Instructions for the task » Would you please copy every line below that includes the string "icon"?

Data to process »
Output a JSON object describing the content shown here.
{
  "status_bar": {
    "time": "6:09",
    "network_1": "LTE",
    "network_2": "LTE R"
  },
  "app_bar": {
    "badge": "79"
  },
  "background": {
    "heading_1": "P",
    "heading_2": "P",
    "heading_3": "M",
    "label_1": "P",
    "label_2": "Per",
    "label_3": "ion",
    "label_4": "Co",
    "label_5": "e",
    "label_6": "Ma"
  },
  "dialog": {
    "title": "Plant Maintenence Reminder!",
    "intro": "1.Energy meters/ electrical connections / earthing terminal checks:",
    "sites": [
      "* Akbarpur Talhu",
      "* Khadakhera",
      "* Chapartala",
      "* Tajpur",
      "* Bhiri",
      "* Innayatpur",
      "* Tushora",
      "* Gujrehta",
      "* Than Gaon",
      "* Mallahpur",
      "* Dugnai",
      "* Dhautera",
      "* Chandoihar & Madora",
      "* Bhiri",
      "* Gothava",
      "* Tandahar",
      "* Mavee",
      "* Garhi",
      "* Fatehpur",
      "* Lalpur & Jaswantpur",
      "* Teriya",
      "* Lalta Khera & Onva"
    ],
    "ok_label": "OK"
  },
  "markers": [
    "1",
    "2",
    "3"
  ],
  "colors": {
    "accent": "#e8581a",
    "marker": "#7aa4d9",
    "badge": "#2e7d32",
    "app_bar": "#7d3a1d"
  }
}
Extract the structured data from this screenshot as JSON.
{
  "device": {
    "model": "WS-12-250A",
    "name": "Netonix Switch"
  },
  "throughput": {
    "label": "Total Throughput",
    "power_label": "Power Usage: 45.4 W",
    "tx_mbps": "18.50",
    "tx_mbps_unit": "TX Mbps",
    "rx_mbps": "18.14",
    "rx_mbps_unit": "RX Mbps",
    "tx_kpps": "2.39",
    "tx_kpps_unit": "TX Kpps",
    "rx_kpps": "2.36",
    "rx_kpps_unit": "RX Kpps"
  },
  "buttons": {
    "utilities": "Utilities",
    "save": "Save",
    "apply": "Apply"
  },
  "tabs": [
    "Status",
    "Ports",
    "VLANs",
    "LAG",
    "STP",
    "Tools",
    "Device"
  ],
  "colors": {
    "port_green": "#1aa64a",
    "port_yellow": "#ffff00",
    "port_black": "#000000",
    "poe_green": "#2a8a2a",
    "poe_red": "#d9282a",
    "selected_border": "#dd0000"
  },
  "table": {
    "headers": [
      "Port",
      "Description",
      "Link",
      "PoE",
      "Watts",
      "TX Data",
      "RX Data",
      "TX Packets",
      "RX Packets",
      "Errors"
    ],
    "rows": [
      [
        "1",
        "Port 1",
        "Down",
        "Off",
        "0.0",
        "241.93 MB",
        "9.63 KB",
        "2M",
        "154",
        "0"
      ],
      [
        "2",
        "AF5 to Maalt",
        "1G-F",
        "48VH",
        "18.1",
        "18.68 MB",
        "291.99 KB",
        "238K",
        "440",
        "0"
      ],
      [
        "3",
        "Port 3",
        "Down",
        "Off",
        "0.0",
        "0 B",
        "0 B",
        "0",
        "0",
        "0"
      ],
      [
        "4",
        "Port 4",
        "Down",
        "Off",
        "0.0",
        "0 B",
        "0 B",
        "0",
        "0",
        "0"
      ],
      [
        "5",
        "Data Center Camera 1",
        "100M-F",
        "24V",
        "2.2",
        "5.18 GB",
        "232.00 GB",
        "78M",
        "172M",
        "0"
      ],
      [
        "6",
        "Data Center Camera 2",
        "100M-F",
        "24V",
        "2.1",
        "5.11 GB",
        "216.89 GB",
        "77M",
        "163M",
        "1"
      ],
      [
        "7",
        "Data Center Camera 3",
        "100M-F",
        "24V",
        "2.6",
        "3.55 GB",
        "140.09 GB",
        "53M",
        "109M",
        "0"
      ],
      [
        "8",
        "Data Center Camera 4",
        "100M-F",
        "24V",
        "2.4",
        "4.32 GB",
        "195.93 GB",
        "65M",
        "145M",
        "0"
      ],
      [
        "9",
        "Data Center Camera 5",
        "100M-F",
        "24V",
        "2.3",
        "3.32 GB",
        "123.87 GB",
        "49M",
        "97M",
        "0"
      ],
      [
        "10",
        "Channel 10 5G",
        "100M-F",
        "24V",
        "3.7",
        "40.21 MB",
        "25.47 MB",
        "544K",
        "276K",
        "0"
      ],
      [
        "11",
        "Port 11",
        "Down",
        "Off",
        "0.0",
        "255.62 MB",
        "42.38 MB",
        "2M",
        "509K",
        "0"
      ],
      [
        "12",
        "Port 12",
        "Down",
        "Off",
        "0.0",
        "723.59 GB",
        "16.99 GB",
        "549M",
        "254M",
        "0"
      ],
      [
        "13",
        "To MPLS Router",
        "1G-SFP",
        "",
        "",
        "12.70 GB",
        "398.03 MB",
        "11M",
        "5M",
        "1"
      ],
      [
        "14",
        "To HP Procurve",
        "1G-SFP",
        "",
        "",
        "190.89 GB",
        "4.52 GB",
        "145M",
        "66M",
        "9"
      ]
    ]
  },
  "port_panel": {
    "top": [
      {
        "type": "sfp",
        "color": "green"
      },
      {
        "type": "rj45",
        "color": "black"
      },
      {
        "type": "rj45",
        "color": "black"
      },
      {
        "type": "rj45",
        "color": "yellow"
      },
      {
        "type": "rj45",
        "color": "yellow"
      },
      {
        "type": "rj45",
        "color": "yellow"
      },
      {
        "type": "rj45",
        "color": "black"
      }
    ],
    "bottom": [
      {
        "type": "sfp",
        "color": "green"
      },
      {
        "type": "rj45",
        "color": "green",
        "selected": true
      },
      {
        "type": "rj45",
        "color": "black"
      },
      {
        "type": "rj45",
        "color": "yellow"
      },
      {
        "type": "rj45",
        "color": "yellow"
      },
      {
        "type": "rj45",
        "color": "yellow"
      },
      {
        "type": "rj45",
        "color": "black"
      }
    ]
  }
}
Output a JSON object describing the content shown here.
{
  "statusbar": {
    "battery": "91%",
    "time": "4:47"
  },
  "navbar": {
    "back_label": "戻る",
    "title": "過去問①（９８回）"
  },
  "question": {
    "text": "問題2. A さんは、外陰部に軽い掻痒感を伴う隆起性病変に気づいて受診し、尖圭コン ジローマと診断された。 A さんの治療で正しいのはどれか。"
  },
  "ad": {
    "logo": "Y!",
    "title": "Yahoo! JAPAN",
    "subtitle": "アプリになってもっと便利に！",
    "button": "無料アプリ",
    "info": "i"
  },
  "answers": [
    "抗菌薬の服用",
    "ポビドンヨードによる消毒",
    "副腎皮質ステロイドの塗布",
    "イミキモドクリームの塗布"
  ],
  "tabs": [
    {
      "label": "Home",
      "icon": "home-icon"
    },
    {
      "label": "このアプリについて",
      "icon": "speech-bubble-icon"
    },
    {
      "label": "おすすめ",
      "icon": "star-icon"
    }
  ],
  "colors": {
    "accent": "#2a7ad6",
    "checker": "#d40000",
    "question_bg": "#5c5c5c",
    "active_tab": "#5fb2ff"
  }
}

Response below »
      "icon": "home-icon"
      "icon": "speech-bubble-icon"
      "icon": "star-icon"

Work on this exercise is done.